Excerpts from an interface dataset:
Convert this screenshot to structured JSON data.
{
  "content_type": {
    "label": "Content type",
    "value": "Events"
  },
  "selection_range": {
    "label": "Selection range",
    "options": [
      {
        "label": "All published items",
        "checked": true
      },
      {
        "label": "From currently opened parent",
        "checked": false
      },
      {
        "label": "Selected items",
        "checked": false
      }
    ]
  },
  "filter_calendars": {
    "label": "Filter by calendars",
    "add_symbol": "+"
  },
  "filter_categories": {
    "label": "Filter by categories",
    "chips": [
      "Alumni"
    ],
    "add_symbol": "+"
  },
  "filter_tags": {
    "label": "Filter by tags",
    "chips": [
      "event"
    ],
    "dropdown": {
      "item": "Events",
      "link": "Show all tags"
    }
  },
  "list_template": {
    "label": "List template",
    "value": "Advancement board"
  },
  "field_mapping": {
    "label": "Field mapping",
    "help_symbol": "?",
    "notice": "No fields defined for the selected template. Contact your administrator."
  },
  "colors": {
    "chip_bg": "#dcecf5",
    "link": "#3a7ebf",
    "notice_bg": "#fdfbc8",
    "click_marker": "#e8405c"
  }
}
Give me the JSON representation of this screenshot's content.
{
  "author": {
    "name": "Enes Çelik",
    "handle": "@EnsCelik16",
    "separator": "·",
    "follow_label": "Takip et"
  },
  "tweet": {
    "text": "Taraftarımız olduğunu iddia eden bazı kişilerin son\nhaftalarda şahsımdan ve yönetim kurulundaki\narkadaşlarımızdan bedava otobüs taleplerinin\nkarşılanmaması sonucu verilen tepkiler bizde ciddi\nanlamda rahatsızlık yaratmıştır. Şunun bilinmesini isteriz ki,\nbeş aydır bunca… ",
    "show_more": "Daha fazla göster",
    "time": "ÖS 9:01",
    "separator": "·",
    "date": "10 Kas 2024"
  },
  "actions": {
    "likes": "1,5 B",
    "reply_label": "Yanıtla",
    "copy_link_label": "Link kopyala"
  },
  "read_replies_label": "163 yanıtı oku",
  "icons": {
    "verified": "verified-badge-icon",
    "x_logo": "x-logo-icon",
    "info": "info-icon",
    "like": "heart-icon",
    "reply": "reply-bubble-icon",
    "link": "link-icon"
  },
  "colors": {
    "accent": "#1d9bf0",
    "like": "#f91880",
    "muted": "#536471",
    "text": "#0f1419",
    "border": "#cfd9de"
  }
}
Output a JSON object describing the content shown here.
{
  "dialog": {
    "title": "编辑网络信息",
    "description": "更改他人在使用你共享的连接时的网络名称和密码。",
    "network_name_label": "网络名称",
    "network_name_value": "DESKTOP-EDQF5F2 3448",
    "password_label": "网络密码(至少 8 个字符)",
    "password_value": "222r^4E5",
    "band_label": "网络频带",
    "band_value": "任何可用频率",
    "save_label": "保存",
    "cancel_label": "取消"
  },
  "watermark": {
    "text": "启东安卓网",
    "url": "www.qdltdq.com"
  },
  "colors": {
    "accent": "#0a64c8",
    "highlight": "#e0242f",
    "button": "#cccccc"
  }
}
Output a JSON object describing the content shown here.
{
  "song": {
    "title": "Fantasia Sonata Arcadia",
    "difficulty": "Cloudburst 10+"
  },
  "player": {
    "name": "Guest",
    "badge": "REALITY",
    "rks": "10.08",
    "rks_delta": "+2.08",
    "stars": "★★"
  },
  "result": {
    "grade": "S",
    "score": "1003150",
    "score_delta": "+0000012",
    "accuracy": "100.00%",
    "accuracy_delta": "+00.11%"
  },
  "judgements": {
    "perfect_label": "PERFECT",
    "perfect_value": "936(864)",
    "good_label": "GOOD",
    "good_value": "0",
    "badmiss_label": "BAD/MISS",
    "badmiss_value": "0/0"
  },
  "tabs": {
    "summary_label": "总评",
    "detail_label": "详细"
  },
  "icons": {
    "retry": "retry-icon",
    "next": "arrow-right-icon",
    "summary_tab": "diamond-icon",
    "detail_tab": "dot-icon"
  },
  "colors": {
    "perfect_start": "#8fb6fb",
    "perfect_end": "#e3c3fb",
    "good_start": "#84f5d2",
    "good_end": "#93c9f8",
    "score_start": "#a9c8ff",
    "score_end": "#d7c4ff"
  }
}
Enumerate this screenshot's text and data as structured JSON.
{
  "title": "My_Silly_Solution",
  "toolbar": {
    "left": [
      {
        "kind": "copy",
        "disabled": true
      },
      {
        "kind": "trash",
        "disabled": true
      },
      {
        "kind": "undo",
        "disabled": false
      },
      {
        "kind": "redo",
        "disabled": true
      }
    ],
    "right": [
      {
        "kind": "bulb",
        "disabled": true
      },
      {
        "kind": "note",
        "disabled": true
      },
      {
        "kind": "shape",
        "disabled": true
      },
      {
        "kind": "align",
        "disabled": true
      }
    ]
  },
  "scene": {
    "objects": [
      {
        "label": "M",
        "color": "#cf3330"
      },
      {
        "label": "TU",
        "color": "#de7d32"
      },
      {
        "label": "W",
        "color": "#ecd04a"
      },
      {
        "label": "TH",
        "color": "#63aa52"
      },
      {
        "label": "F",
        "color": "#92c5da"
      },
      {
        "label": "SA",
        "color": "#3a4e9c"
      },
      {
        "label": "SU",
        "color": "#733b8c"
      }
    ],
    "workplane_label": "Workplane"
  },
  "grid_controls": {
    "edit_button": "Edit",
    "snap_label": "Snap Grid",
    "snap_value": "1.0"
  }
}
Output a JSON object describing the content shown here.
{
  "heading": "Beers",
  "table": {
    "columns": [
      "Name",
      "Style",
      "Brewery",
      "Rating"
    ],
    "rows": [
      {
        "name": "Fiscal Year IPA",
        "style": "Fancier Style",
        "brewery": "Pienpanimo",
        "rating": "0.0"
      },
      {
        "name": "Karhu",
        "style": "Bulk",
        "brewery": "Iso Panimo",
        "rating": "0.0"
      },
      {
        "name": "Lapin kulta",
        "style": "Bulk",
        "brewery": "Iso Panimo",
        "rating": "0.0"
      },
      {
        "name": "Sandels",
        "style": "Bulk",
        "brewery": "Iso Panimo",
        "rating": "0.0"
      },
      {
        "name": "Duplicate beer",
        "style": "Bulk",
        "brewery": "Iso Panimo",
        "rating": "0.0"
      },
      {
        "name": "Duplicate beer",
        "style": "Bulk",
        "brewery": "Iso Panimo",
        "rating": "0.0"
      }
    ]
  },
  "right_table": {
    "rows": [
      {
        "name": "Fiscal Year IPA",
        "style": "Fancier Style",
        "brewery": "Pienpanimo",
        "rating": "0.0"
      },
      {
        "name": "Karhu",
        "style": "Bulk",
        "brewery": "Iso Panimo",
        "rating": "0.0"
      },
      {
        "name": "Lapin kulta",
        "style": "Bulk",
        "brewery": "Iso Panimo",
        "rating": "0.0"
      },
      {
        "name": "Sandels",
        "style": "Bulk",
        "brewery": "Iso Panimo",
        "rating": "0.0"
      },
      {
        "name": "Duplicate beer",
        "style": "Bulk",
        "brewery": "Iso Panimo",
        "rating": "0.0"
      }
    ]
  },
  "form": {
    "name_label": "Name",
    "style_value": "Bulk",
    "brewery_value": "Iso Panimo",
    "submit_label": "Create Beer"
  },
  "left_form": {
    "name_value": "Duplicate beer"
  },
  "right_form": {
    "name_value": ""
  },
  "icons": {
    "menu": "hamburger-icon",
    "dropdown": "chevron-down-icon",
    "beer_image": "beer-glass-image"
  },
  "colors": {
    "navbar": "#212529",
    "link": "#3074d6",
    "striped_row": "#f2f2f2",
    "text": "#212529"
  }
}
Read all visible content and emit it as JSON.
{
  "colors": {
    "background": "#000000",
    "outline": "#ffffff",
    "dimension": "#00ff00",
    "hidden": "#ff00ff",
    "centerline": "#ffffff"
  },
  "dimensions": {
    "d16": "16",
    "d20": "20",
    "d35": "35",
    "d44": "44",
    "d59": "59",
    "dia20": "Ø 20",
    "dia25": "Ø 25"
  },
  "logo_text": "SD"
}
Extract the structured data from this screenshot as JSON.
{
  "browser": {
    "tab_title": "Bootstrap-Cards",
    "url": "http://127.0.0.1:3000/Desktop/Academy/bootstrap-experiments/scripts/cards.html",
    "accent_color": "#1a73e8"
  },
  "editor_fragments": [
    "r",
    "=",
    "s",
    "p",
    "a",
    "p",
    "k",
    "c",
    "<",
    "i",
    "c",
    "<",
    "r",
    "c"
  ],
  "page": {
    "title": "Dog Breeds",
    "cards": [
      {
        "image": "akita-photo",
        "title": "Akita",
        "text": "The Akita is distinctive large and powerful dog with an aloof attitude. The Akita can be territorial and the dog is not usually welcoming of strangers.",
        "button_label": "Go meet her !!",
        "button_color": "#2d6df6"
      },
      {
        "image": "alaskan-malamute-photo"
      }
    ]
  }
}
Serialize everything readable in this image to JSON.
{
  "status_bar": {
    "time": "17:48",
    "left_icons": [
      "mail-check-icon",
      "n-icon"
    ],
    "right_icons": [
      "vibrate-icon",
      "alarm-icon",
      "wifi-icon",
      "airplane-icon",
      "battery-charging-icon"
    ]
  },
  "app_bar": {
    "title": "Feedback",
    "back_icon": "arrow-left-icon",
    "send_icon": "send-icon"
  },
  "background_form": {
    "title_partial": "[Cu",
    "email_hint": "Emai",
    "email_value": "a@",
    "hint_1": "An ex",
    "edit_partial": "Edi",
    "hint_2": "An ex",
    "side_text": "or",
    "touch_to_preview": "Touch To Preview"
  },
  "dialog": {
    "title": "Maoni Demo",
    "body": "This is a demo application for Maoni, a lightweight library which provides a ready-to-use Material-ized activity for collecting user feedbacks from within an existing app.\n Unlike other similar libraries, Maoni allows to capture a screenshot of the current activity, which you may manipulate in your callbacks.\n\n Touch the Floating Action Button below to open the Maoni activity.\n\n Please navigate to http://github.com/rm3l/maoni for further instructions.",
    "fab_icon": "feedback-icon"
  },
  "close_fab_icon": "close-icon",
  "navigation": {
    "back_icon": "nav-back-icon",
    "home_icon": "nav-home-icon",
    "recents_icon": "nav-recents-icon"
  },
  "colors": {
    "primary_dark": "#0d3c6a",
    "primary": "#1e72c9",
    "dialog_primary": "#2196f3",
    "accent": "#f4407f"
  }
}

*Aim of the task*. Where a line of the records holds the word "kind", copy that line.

*Your solution*.
        "kind": "copy",
        "kind": "trash",
        "kind": "undo",
        "kind": "redo",
        "kind": "bulb",
        "kind": "note",
        "kind": "shape",
        "kind": "align",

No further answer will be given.